Almost two years ago, I re-joined the ProductiveMuslim Team as WordPress Developer (Volunteer). I say re-joined because I did get involved with the project for a very limited period during my university years.
Over the last two years, I have seen the number of unique visitors to ProductiveMuslim go from 20k/month to 90k/month average.
Scaling WordPress (ProductiveMuslim.com) – Audience Overview
The challenge of Scaling WordPress
One of the many challenges a developer face is scaling the app to support the growing business. ProductiveMuslim is no exception to this.
Since 2011 we have migrated from one hosting company to another. Brother Raneez who has been part of the team a lot longer than me, reminded the migration saga on twitter recently.
ProductiveMuslim.com outgrown servers capacity very quickly, which lead to site going down at times. At times there were certain plugins (I am looking at you redirection plugin) been responsible for generating extra loads on the server. Sometimes servers just could not cope with the demand.
Each time we migrated, we considered all options available to us. Like most organisations we struggled to find a hosting solution that has track record of supporting and scaling WordPress platform other than WordPress.com. Like many startup ProductiveMuslim also needed to think about the cost of hosting.
I have been a developer for over 15 years now, and never had to touch any production servers. While I almost always developed against developer sandbox optimised for development use. I always had skilled sysadmins do their magic on production servers for me.
When I thought of resolving this scaling issue I thought I would make attempt to solve the scaling problem myself. I proposed to @AbuProductive to try DigitalOcean. This was the first time I had to learn the black art of sysadmins to manage production servers. Having worked with sandbox meant I was already experienced in managing servers. So I created a test server for testing new features.
About month into using the new test server, the live site went down. This was result of an DDOS attack via vulnerability found in our theme. The theme was bundled with a vulnerable version of TimThumb image resizing script (more on the TimThumb fiasco). It was not easy to recover simply by restarting the server (as we used to do).
Pressure to get the site live quickly meant test server was no longer a test server. I configured it into a production server, and site was live soon after. We had few hiccups but managed to get it going.
Being able to see through entire month of Ramadan 2013 (July 2013) with over 135k of unique visitors was evident of incidental success. By no means it was end of the scaling problem. We still had occasional hiccups with server I could not figure out the root cause of the issue.
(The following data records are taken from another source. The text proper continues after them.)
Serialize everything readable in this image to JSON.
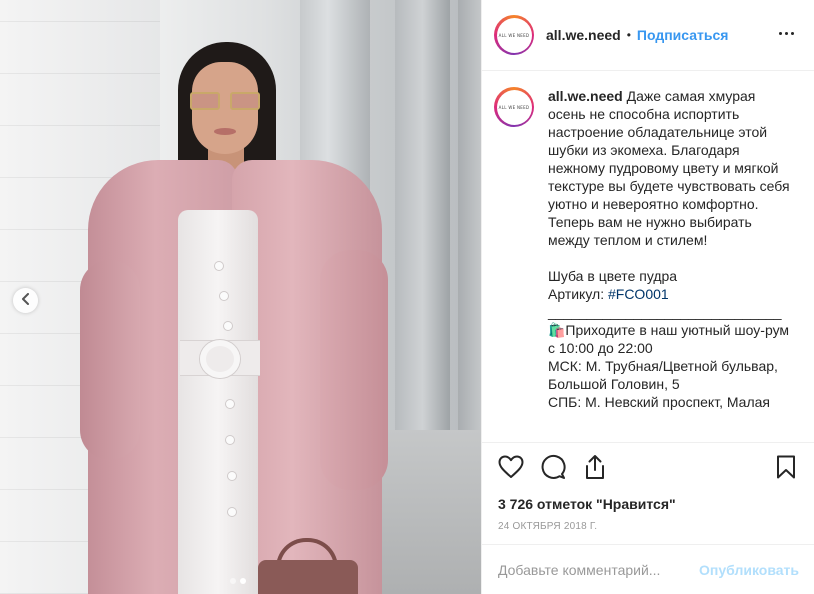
{
  "post": {
    "username": "all.we.need",
    "avatar_text": "ALL WE NEED",
    "follow_label": "Подписаться",
    "separator": "•",
    "caption_lines": [
      "Даже самая хмурая",
      "осень не способна испортить",
      "настроение обладательнице этой",
      "шубки из экомеха. Благодаря",
      "нежному пудровому цвету и мягкой",
      "текстуре вы будете чувствовать себя",
      "уютно и невероятно комфортно.",
      "Теперь вам не нужно выбирать",
      "между теплом и стилем!",
      "",
      "Шуба в цвете пудра"
    ],
    "article_label": "Артикул:",
    "hashtag": "#FCO001",
    "divider_line": "______________________________",
    "info_lines": [
      "🛍️Приходите в наш уютный шоу-рум",
      "с 10:00 до 22:00",
      "МСК: М. Трубная/Цветной бульвар,",
      "Большой Головин, 5",
      "СПБ: М. Невский проспект, Малая"
    ],
    "likes_text": "3 726 отметок \"Нравится\"",
    "date_text": "24 октября 2018 г."
  },
  "comment_box": {
    "placeholder": "Добавьте комментарий...",
    "publish_label": "Опубликовать"
  },
  "carousel": {
    "dot_count": 2,
    "active_dot": 1
  },
  "colors": {
    "link_blue": "#3897f0",
    "hashtag_blue": "#003569",
    "publish_disabled": "#b2dffc",
    "coat_pink": "#d8a7ae"
  },
  "icons": {
    "prev": "chevron-left-icon",
    "like": "heart-icon",
    "comment": "comment-bubble-icon",
    "share": "share-icon",
    "save": "bookmark-icon",
    "more": "more-options-icon"
  }
}
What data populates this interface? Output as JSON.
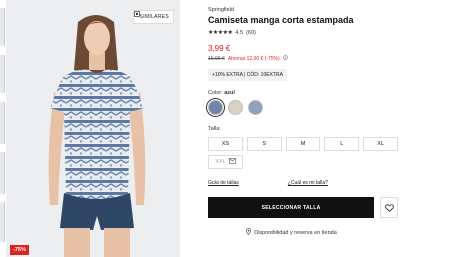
{
  "gallery": {
    "similar_label": "SIMILARES",
    "discount_badge": "-75%"
  },
  "product": {
    "brand": "Springfield",
    "title": "Camiseta manga corta estampada",
    "rating_value": "4.5",
    "rating_count": "(60)",
    "stars_filled": 4.5,
    "price": "3,99 €",
    "old_price": "15,99 €",
    "saving": "Ahorras 12,00 € (-75%)",
    "promo_code": "+10% EXTRA | CÓD: 10EXTRA"
  },
  "color": {
    "label": "Color:",
    "selected": "azul",
    "swatches": [
      {
        "name": "azul",
        "hex": "#6f86a8"
      },
      {
        "name": "beige",
        "hex": "#d8d2c4"
      },
      {
        "name": "azul claro",
        "hex": "#8fa0c0"
      }
    ]
  },
  "size": {
    "label": "Talla:",
    "options": [
      "XS",
      "S",
      "M",
      "L",
      "XL"
    ],
    "unavailable": "XXL"
  },
  "links": {
    "size_guide": "Guía de tallas",
    "my_size": "¿Cuál es mi talla?"
  },
  "actions": {
    "select_size": "SELECCIONAR TALLA",
    "availability": "Disponibilidad y reserva en tienda"
  },
  "colors": {
    "sale": "#dd2222",
    "cta": "#111111"
  }
}
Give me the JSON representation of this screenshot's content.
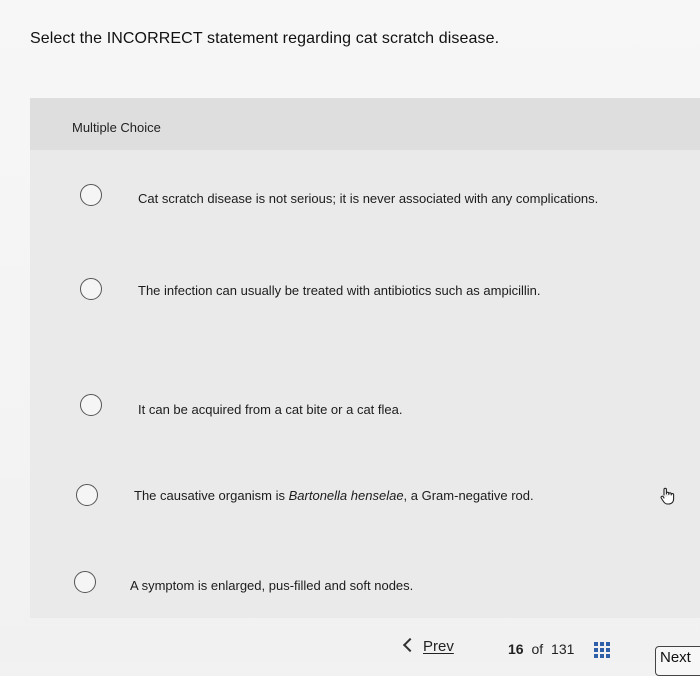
{
  "question": {
    "text": "Select the INCORRECT statement regarding cat scratch disease."
  },
  "panel": {
    "type_label": "Multiple Choice"
  },
  "options": [
    {
      "text": "Cat scratch disease is not serious; it is never associated with any complications."
    },
    {
      "text": "The infection can usually be treated with antibiotics such as ampicillin."
    },
    {
      "text": "It can be acquired from a cat bite or a cat flea."
    },
    {
      "pre": "The causative organism is ",
      "italic": "Bartonella henselae",
      "post": ", a Gram-negative rod."
    },
    {
      "text": "A symptom is enlarged, pus-filled and soft nodes."
    }
  ],
  "nav": {
    "prev_label": "Prev",
    "current": "16",
    "of_label": "of",
    "total": "131",
    "next_label": "Next"
  },
  "icons": {
    "prev": "chevron-left-icon",
    "grid": "grid-icon",
    "cursor": "hand-pointer-icon"
  },
  "colors": {
    "accent": "#2f5fa8"
  }
}
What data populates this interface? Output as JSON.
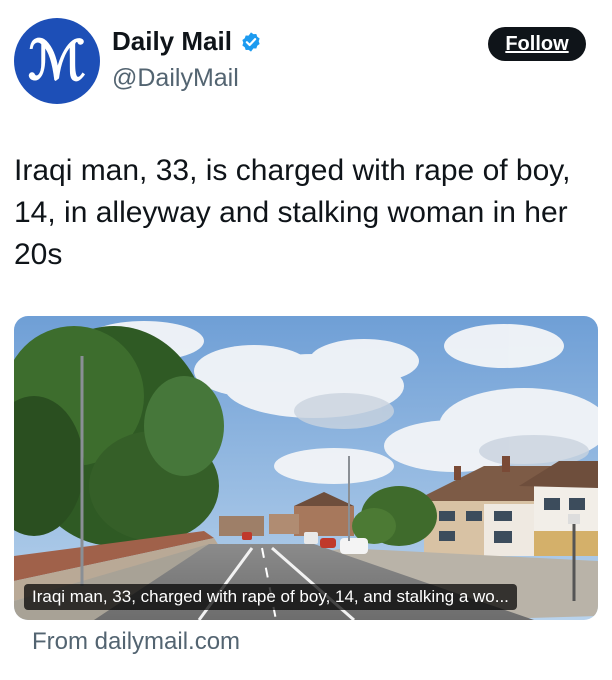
{
  "account": {
    "display_name": "Daily Mail",
    "handle": "@DailyMail",
    "avatar_letters": "M",
    "verified": true,
    "brand_color": "#1d4fb7"
  },
  "follow_button": {
    "label": "Follow"
  },
  "tweet": {
    "text": "Iraqi man, 33, is charged with rape of boy, 14, in alleyway and stalking woman in her 20s"
  },
  "link_card": {
    "caption": "Iraqi man, 33, charged with rape of boy, 14, and stalking a wo...",
    "source": "From dailymail.com",
    "image_subject": "street-scene"
  },
  "icons": {
    "verified": "verified-badge-icon"
  }
}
Fact of the matter is ProductiveMuslim is growing so fast that it’s now become extremely challenging for volunteer like myself to maintain it. It’s time for another migration.
Rise of Fully Managed WordPress hosting
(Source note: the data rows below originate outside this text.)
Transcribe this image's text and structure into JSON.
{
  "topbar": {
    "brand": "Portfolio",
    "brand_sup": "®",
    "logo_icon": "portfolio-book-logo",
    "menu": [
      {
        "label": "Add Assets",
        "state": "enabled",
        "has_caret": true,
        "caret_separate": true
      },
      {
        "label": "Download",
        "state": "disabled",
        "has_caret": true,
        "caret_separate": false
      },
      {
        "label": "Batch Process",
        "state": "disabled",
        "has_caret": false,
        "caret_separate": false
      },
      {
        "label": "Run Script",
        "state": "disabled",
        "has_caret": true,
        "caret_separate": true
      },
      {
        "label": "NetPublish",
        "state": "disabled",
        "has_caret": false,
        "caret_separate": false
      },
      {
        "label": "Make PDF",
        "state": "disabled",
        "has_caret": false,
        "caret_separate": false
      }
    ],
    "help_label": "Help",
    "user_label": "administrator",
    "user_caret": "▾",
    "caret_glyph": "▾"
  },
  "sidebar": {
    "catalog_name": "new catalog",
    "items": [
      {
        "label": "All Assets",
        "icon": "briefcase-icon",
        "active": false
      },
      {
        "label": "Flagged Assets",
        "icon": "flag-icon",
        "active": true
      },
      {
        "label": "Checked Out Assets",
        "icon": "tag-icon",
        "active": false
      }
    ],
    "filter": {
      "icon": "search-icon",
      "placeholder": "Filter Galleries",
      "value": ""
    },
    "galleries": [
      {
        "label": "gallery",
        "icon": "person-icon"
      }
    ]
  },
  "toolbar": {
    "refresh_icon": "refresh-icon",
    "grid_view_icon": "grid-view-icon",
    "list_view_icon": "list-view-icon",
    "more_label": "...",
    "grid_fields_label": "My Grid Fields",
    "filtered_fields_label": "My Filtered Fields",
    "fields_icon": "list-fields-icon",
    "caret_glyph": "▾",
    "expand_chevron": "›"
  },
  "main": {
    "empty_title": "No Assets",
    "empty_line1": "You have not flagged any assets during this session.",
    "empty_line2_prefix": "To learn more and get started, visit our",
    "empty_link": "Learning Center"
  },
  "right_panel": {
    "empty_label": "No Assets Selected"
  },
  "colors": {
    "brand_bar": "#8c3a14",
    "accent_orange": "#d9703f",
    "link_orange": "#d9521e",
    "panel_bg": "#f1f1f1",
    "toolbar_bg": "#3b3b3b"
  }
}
While we at ProductiveMuslim were struggling with servers, there was another interesting things was happening on the other side of atlantic. A new breed of Fully Managed WordPress Hosting companies have been emerging. Two such companies are WP Engine and Synthesis.
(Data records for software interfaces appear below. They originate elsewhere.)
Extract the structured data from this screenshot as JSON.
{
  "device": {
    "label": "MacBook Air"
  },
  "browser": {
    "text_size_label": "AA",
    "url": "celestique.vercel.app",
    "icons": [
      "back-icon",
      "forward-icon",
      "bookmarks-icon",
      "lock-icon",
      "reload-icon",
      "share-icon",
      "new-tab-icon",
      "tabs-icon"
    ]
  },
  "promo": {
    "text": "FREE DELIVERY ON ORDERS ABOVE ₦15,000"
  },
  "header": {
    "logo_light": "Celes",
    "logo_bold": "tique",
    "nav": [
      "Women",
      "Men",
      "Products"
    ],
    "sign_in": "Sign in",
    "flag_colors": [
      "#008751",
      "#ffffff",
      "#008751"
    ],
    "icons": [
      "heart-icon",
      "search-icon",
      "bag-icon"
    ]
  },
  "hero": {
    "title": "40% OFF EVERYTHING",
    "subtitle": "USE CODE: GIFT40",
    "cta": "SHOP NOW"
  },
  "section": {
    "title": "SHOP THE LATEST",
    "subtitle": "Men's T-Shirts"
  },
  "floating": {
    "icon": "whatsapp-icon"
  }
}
Mid December 2013 we signed up to WP Engine and completed migration on 1st January 2014.
Watch out for the next post for my experience of migrating to WP Engine.